Data records for software interfaces
-*-

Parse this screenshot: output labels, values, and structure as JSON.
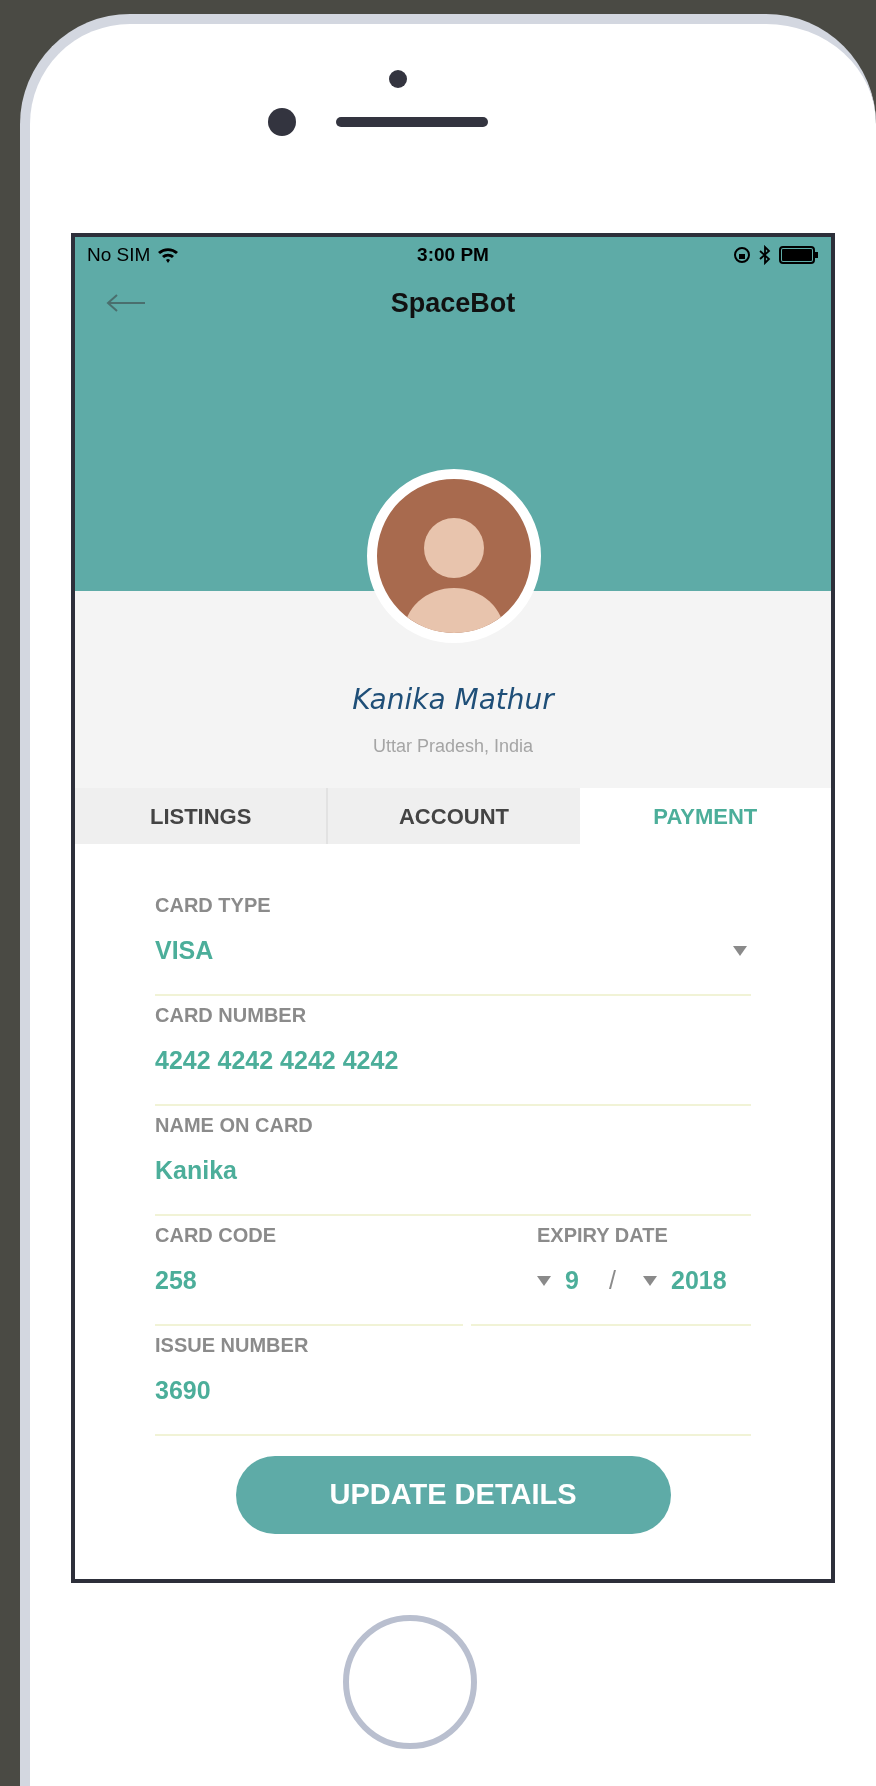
{
  "status_bar": {
    "carrier": "No SIM",
    "time": "3:00 PM"
  },
  "header": {
    "title": "SpaceBot"
  },
  "profile": {
    "name": "Kanika Mathur",
    "location": "Uttar Pradesh, India"
  },
  "tabs": [
    {
      "label": "LISTINGS",
      "selected": false
    },
    {
      "label": "ACCOUNT",
      "selected": false
    },
    {
      "label": "PAYMENT",
      "selected": true
    }
  ],
  "form": [
    {
      "kind": "dropdown",
      "label": "CARD TYPE",
      "value": "VISA"
    },
    {
      "kind": "text",
      "label": "CARD NUMBER",
      "value": "4242 4242 4242 4242"
    },
    {
      "kind": "text",
      "label": "NAME ON CARD",
      "value": "Kanika"
    },
    {
      "kind": "split",
      "left": {
        "label": "CARD CODE",
        "value": "258"
      },
      "right": {
        "label": "EXPIRY DATE",
        "month": "9",
        "separator": "/",
        "year": "2018"
      }
    },
    {
      "kind": "text",
      "label": "ISSUE NUMBER",
      "value": "3690"
    }
  ],
  "button": {
    "label": "UPDATE DETAILS"
  }
}
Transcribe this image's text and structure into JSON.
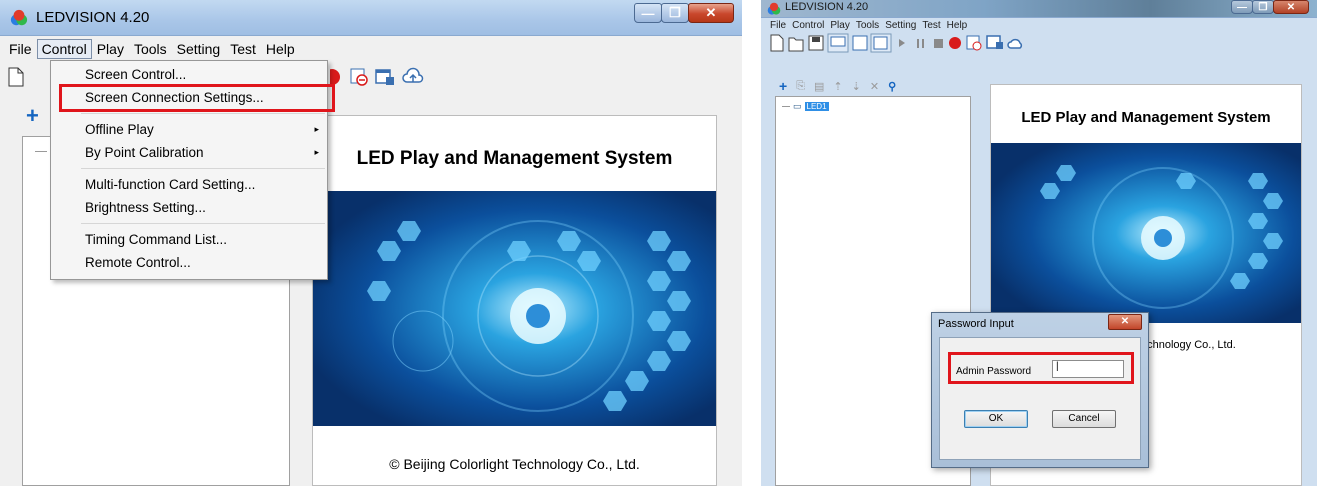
{
  "left_window": {
    "title": "LEDVISION 4.20",
    "caption_buttons": {
      "minimize": "—",
      "maximize": "❐",
      "close": "✕"
    },
    "menu": [
      "File",
      "Control",
      "Play",
      "Tools",
      "Setting",
      "Test",
      "Help"
    ],
    "open_menu": "Control",
    "dropdown": {
      "items": [
        {
          "label": "Screen Control..."
        },
        {
          "label": "Screen Connection Settings...",
          "highlighted": true
        },
        {
          "label": "Offline Play",
          "submenu": true
        },
        {
          "label": "By Point Calibration",
          "submenu": true
        },
        {
          "label": "Multi-function Card Setting..."
        },
        {
          "label": "Brightness Setting..."
        },
        {
          "label": "Timing Command List..."
        },
        {
          "label": "Remote Control..."
        }
      ],
      "arrow": "▸"
    },
    "plus": "+",
    "banner": {
      "title": "LED Play and Management System",
      "copyright": "© Beijing Colorlight Technology Co., Ltd."
    }
  },
  "right_window": {
    "title": "LEDVISION 4.20",
    "caption_buttons": {
      "minimize": "—",
      "maximize": "❐",
      "close": "✕"
    },
    "menu": [
      "File",
      "Control",
      "Play",
      "Tools",
      "Setting",
      "Test",
      "Help"
    ],
    "tree_item": "LED1",
    "banner": {
      "title": "LED Play and Management System",
      "copyright_partial": "echnology Co., Ltd."
    },
    "dialog": {
      "title": "Password Input",
      "close": "✕",
      "label": "Admin Password",
      "value": "|",
      "ok": "OK",
      "cancel": "Cancel"
    }
  },
  "colors": {
    "highlight_box": "#e0151b",
    "accent": "#1565c0"
  }
}
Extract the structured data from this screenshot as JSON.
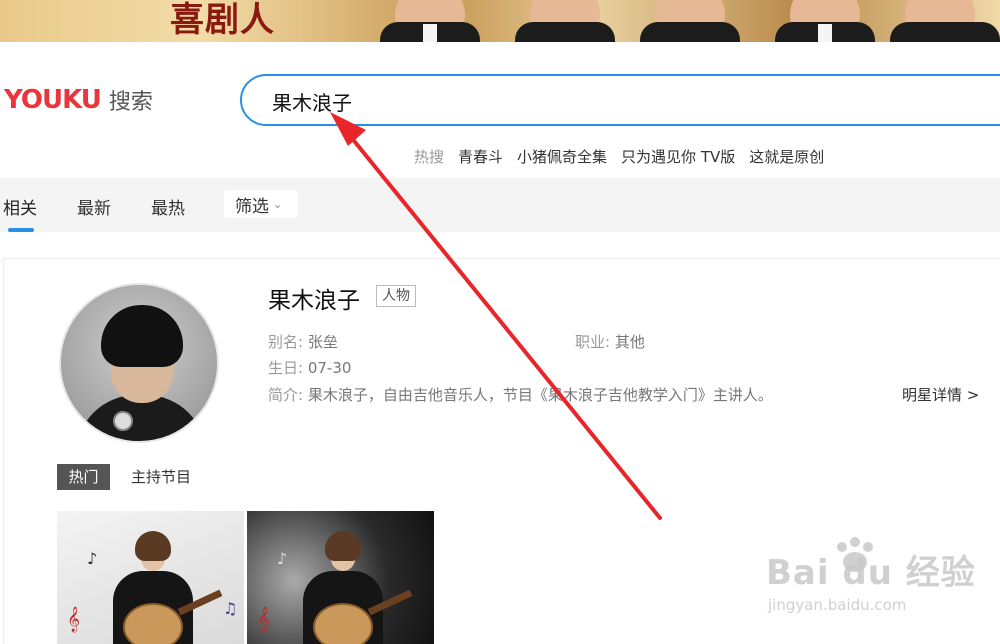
{
  "banner": {
    "brand": "喜剧人"
  },
  "header": {
    "logo_text": "YOUKU",
    "logo_suffix": "搜索",
    "search_value": "果木浪子"
  },
  "hot_search": {
    "label": "热搜",
    "items": [
      "青春斗",
      "小猪佩奇全集",
      "只为遇见你 TV版",
      "这就是原创"
    ]
  },
  "tabs": {
    "items": [
      "相关",
      "最新",
      "最热"
    ],
    "filter_label": "筛选"
  },
  "person": {
    "name": "果木浪子",
    "tag": "人物",
    "alias_label": "别名:",
    "alias_value": "张垒",
    "job_label": "职业:",
    "job_value": "其他",
    "birthday_label": "生日:",
    "birthday_value": "07-30",
    "intro_label": "简介:",
    "intro_value": "果木浪子，自由吉他音乐人，节目《果木浪子吉他教学入门》主讲人。",
    "detail_link": "明星详情 >"
  },
  "sub_tabs": [
    "热门",
    "主持节目"
  ],
  "watermark": {
    "big": "Bai du 经验",
    "small": "jingyan.baidu.com"
  },
  "colors": {
    "accent_blue": "#2a8fe8",
    "annotation_red": "#e8262a"
  }
}
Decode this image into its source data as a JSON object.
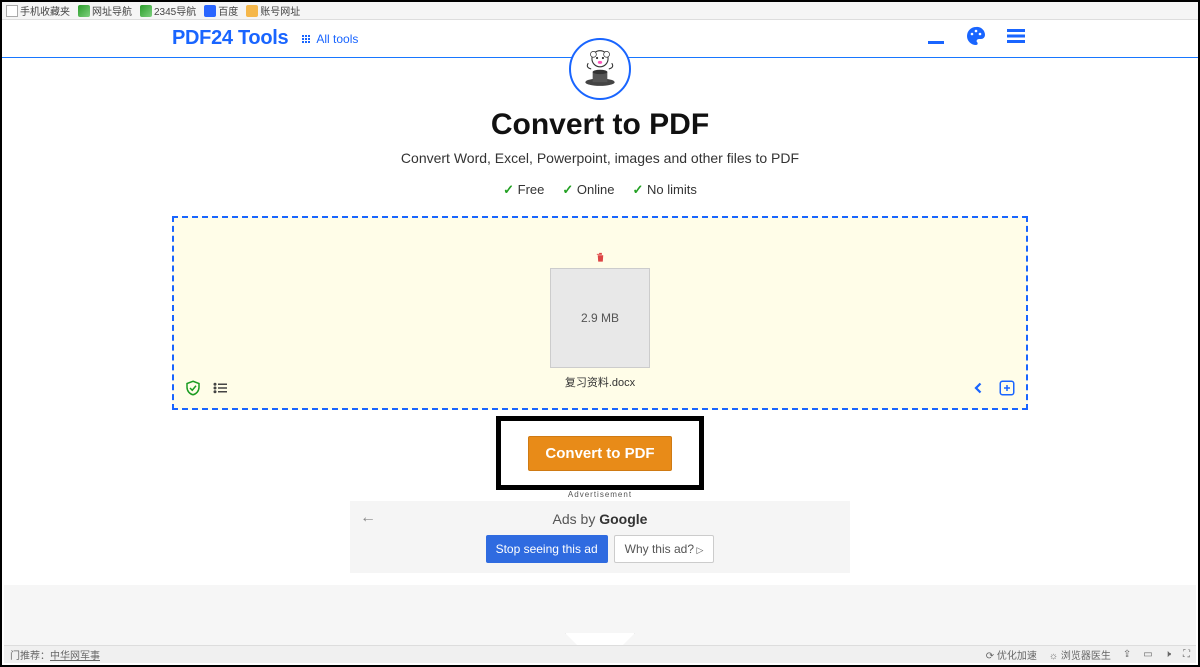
{
  "browser": {
    "favorites": [
      "手机收藏夹",
      "网址导航",
      "2345导航",
      "百度",
      "账号网址"
    ]
  },
  "header": {
    "brand": "PDF24 Tools",
    "all_tools": "All tools"
  },
  "page": {
    "title": "Convert to PDF",
    "subtitle": "Convert Word, Excel, Powerpoint, images and other files to PDF",
    "features": [
      "Free",
      "Online",
      "No limits"
    ]
  },
  "file": {
    "size": "2.9 MB",
    "name": "复习资料.docx"
  },
  "action": {
    "convert_label": "Convert to PDF"
  },
  "ad": {
    "label": "Advertisement",
    "by": "Ads by ",
    "by_brand": "Google",
    "stop": "Stop seeing this ad",
    "why": "Why this ad?"
  },
  "footer": {
    "left_prefix": "门推荐：",
    "left_link": "中华网军事",
    "right": [
      "优化加速",
      "浏览器医生"
    ]
  }
}
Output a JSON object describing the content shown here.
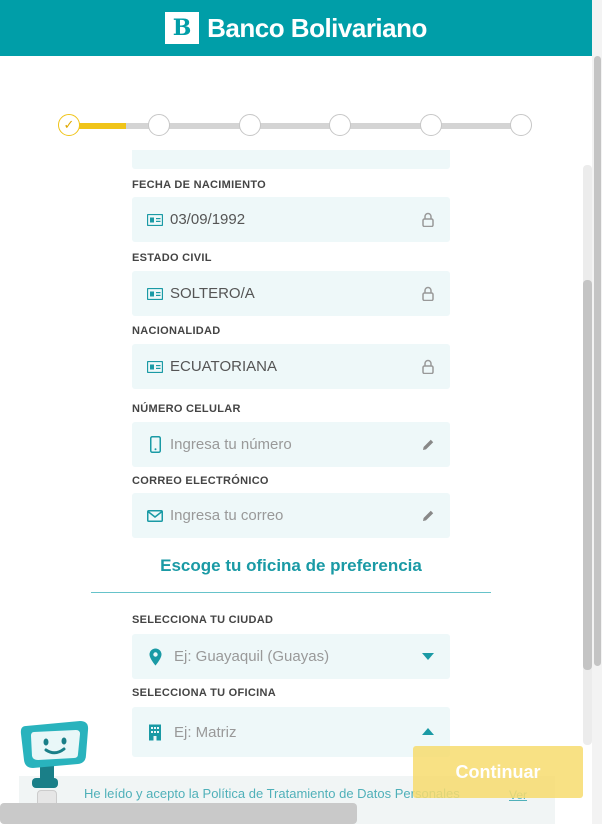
{
  "header": {
    "logo_mark": "B",
    "brand_name": "Banco Bolivariano"
  },
  "stepper": {
    "total_steps": 6,
    "current_step": 1,
    "completed_check": "✓"
  },
  "form": {
    "fecha_label": "FECHA DE NACIMIENTO",
    "fecha_value": "03/09/1992",
    "estado_label": "ESTADO CIVIL",
    "estado_value": "SOLTERO/A",
    "nacionalidad_label": "NACIONALIDAD",
    "nacionalidad_value": "ECUATORIANA",
    "celular_label": "NÚMERO CELULAR",
    "celular_placeholder": "Ingresa tu número",
    "correo_label": "CORREO ELECTRÓNICO",
    "correo_placeholder": "Ingresa tu correo"
  },
  "office": {
    "section_title": "Escoge tu oficina de preferencia",
    "ciudad_label": "SELECCIONA TU CIUDAD",
    "ciudad_placeholder": "Ej: Guayaquil (Guayas)",
    "oficina_label": "SELECCIONA TU OFICINA",
    "oficina_placeholder": "Ej: Matriz"
  },
  "footer": {
    "consent_text": "He leído y acepto la Política de Tratamiento de Datos Personales",
    "consent_link": "Ver",
    "continue_label": "Continuar"
  },
  "colors": {
    "brand_teal": "#009ea8",
    "accent_yellow": "#f0c419",
    "field_bg": "#eef8f9"
  }
}
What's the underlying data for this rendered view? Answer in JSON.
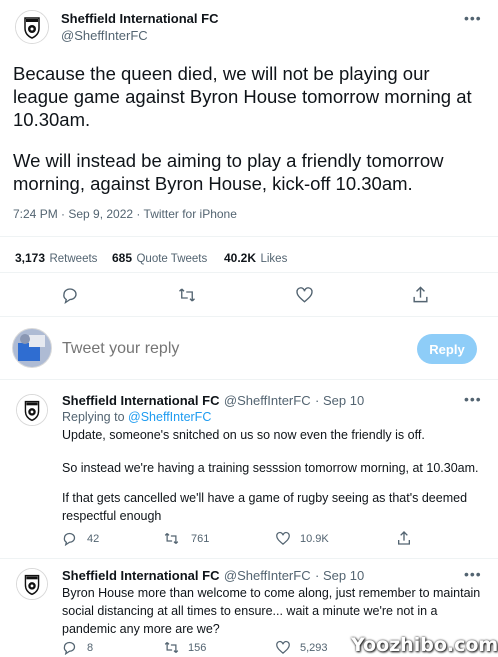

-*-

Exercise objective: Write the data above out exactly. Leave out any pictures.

Solution to this exercise:
Parse this screenshot: output labels, values, and structure as JSON.
{
  "status_bar": {
    "carrier": "No SIM",
    "time": "3:00 PM"
  },
  "header": {
    "title": "SpaceBot"
  },
  "profile": {
    "name": "Kanika Mathur",
    "location": "Uttar Pradesh, India"
  },
  "tabs": [
    {
      "label": "LISTINGS",
      "selected": false
    },
    {
      "label": "ACCOUNT",
      "selected": false
    },
    {
      "label": "PAYMENT",
      "selected": true
    }
  ],
  "form": [
    {
      "kind": "dropdown",
      "label": "CARD TYPE",
      "value": "VISA"
    },
    {
      "kind": "text",
      "label": "CARD NUMBER",
      "value": "4242 4242 4242 4242"
    },
    {
      "kind": "text",
      "label": "NAME ON CARD",
      "value": "Kanika"
    },
    {
      "kind": "split",
      "left": {
        "label": "CARD CODE",
        "value": "258"
      },
      "right": {
        "label": "EXPIRY DATE",
        "month": "9",
        "separator": "/",
        "year": "2018"
      }
    },
    {
      "kind": "text",
      "label": "ISSUE NUMBER",
      "value": "3690"
    }
  ],
  "button": {
    "label": "UPDATE DETAILS"
  }
}
Transcribe this image's text and structure into JSON.
{
  "left_window": {
    "title": "LEDVISION 4.20",
    "caption_buttons": {
      "minimize": "—",
      "maximize": "❐",
      "close": "✕"
    },
    "menu": [
      "File",
      "Control",
      "Play",
      "Tools",
      "Setting",
      "Test",
      "Help"
    ],
    "open_menu": "Control",
    "dropdown": {
      "items": [
        {
          "label": "Screen Control..."
        },
        {
          "label": "Screen Connection Settings...",
          "highlighted": true
        },
        {
          "label": "Offline Play",
          "submenu": true
        },
        {
          "label": "By Point Calibration",
          "submenu": true
        },
        {
          "label": "Multi-function Card Setting..."
        },
        {
          "label": "Brightness Setting..."
        },
        {
          "label": "Timing Command List..."
        },
        {
          "label": "Remote Control..."
        }
      ],
      "arrow": "▸"
    },
    "plus": "+",
    "banner": {
      "title": "LED Play and Management System",
      "copyright": "© Beijing Colorlight Technology Co., Ltd."
    }
  },
  "right_window": {
    "title": "LEDVISION 4.20",
    "caption_buttons": {
      "minimize": "—",
      "maximize": "❐",
      "close": "✕"
    },
    "menu": [
      "File",
      "Control",
      "Play",
      "Tools",
      "Setting",
      "Test",
      "Help"
    ],
    "tree_item": "LED1",
    "banner": {
      "title": "LED Play and Management System",
      "copyright_partial": "echnology Co., Ltd."
    },
    "dialog": {
      "title": "Password Input",
      "close": "✕",
      "label": "Admin Password",
      "value": "|",
      "ok": "OK",
      "cancel": "Cancel"
    }
  },
  "colors": {
    "highlight_box": "#e0151b",
    "accent": "#1565c0"
  }
}
Extract the structured data from this screenshot as JSON.
{
  "banner": {
    "brand": "喜剧人"
  },
  "header": {
    "logo_text": "YOUKU",
    "logo_suffix": "搜索",
    "search_value": "果木浪子"
  },
  "hot_search": {
    "label": "热搜",
    "items": [
      "青春斗",
      "小猪佩奇全集",
      "只为遇见你 TV版",
      "这就是原创"
    ]
  },
  "tabs": {
    "items": [
      "相关",
      "最新",
      "最热"
    ],
    "filter_label": "筛选"
  },
  "person": {
    "name": "果木浪子",
    "tag": "人物",
    "alias_label": "别名:",
    "alias_value": "张垒",
    "job_label": "职业:",
    "job_value": "其他",
    "birthday_label": "生日:",
    "birthday_value": "07-30",
    "intro_label": "简介:",
    "intro_value": "果木浪子，自由吉他音乐人，节目《果木浪子吉他教学入门》主讲人。",
    "detail_link": "明星详情 >"
  },
  "sub_tabs": [
    "热门",
    "主持节目"
  ],
  "watermark": {
    "big": "Bai du 经验",
    "small": "jingyan.baidu.com"
  },
  "colors": {
    "accent_blue": "#2a8fe8",
    "annotation_red": "#e8262a"
  }
}
Decode this image into its source data as a JSON object.
{
  "browser": {
    "favorites": [
      "手机收藏夹",
      "网址导航",
      "2345导航",
      "百度",
      "账号网址"
    ]
  },
  "header": {
    "brand": "PDF24 Tools",
    "all_tools": "All tools"
  },
  "page": {
    "title": "Convert to PDF",
    "subtitle": "Convert Word, Excel, Powerpoint, images and other files to PDF",
    "features": [
      "Free",
      "Online",
      "No limits"
    ]
  },
  "file": {
    "size": "2.9 MB",
    "name": "复习资料.docx"
  },
  "action": {
    "convert_label": "Convert to PDF"
  },
  "ad": {
    "label": "Advertisement",
    "by": "Ads by ",
    "by_brand": "Google",
    "stop": "Stop seeing this ad",
    "why": "Why this ad?"
  },
  "footer": {
    "left_prefix": "门推荐：",
    "left_link": "中华网军事",
    "right": [
      "优化加速",
      "浏览器医生"
    ]
  }
}
Output a JSON object describing the content shown here.
{
  "header": {
    "logo_mark": "B",
    "brand_name": "Banco Bolivariano"
  },
  "stepper": {
    "total_steps": 6,
    "current_step": 1,
    "completed_check": "✓"
  },
  "form": {
    "fecha_label": "FECHA DE NACIMIENTO",
    "fecha_value": "03/09/1992",
    "estado_label": "ESTADO CIVIL",
    "estado_value": "SOLTERO/A",
    "nacionalidad_label": "NACIONALIDAD",
    "nacionalidad_value": "ECUATORIANA",
    "celular_label": "NÚMERO CELULAR",
    "celular_placeholder": "Ingresa tu número",
    "correo_label": "CORREO ELECTRÓNICO",
    "correo_placeholder": "Ingresa tu correo"
  },
  "office": {
    "section_title": "Escoge tu oficina de preferencia",
    "ciudad_label": "SELECCIONA TU CIUDAD",
    "ciudad_placeholder": "Ej: Guayaquil (Guayas)",
    "oficina_label": "SELECCIONA TU OFICINA",
    "oficina_placeholder": "Ej: Matriz"
  },
  "footer": {
    "consent_text": "He leído y acepto la Política de Tratamiento de Datos Personales",
    "consent_link": "Ver",
    "continue_label": "Continuar"
  },
  "colors": {
    "brand_teal": "#009ea8",
    "accent_yellow": "#f0c419",
    "field_bg": "#eef8f9"
  }
}
What's the underlying data for this rendered view? Answer in JSON.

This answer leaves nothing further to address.